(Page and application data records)
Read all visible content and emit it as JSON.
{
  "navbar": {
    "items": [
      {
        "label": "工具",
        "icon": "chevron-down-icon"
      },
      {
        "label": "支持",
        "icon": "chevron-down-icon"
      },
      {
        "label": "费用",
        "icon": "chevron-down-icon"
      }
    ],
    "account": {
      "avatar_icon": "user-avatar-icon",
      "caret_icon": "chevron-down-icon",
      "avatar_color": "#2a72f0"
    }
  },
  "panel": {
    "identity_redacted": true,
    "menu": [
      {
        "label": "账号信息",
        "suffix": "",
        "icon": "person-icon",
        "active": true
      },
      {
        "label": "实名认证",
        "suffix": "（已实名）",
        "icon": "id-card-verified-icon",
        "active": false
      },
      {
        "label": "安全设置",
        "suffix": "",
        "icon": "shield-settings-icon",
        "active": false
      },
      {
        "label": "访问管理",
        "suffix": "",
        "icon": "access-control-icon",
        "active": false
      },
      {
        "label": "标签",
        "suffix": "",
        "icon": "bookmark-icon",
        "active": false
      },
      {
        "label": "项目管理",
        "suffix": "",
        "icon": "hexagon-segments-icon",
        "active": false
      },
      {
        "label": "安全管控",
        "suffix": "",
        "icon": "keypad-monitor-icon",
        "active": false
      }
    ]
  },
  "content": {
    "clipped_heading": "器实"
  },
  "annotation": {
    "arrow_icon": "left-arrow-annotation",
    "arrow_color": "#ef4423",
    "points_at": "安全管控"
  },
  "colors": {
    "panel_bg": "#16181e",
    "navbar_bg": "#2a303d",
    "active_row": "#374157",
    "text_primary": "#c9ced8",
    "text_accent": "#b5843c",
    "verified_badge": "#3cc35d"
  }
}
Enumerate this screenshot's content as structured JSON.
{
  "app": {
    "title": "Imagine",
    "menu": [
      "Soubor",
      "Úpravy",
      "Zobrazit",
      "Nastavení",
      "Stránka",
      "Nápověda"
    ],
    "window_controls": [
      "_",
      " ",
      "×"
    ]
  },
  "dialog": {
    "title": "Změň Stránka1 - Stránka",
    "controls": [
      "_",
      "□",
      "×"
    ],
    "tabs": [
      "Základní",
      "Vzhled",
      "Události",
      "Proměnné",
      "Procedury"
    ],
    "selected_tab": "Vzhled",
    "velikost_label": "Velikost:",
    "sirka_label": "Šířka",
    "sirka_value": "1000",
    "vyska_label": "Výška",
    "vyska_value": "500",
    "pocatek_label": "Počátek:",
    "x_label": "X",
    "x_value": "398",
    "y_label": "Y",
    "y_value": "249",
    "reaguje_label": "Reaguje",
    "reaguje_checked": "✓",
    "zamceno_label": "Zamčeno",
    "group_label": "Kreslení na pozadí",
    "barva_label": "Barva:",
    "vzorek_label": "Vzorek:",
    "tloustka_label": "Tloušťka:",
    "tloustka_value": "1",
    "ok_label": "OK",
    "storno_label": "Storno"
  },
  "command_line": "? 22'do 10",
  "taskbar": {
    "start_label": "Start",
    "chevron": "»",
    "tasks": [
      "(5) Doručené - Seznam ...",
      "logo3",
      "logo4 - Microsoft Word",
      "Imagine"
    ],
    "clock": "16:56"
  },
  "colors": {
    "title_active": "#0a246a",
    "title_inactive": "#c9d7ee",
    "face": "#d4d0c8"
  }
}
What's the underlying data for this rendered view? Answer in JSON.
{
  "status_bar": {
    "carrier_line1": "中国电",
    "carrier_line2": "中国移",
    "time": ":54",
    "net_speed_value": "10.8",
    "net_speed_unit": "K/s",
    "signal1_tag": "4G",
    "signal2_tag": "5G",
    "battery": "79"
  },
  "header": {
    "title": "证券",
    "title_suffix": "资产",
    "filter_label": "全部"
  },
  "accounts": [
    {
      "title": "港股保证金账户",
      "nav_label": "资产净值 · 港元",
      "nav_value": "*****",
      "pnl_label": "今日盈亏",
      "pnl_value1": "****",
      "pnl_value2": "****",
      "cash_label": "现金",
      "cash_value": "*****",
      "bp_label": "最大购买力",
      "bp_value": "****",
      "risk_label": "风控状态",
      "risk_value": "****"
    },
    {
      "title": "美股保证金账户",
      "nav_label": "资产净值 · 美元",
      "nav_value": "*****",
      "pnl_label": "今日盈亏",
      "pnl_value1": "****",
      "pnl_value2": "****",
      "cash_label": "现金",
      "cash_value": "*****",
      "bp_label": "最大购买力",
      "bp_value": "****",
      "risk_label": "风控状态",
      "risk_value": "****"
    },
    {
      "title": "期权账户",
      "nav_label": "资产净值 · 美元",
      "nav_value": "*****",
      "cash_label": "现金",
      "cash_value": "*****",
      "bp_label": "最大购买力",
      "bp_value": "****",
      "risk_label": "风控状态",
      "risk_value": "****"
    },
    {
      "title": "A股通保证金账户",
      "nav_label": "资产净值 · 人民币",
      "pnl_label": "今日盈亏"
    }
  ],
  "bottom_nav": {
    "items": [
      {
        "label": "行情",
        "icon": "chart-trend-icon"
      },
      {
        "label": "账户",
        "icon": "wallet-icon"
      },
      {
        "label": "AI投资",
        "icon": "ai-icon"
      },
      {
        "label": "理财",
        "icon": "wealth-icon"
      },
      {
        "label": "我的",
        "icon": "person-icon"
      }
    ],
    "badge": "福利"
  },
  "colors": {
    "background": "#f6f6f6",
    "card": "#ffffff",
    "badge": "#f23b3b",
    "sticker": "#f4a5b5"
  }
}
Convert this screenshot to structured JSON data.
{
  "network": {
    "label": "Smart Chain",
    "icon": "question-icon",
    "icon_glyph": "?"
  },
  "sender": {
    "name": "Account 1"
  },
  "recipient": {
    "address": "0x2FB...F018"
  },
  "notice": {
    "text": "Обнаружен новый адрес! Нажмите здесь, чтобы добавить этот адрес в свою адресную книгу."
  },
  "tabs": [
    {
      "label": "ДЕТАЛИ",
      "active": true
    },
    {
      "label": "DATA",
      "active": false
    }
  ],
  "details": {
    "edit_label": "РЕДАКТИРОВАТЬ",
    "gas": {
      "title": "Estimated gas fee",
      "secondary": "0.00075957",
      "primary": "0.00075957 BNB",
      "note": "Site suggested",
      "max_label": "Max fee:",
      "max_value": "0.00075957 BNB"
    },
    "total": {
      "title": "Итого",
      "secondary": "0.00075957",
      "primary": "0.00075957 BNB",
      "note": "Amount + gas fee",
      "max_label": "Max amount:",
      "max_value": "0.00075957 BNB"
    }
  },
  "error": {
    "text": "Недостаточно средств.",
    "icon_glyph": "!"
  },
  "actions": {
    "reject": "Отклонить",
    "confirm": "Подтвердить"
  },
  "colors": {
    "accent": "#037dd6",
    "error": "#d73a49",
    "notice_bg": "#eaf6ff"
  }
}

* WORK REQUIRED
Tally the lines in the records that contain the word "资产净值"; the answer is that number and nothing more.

* THE COMPLETED TASK
4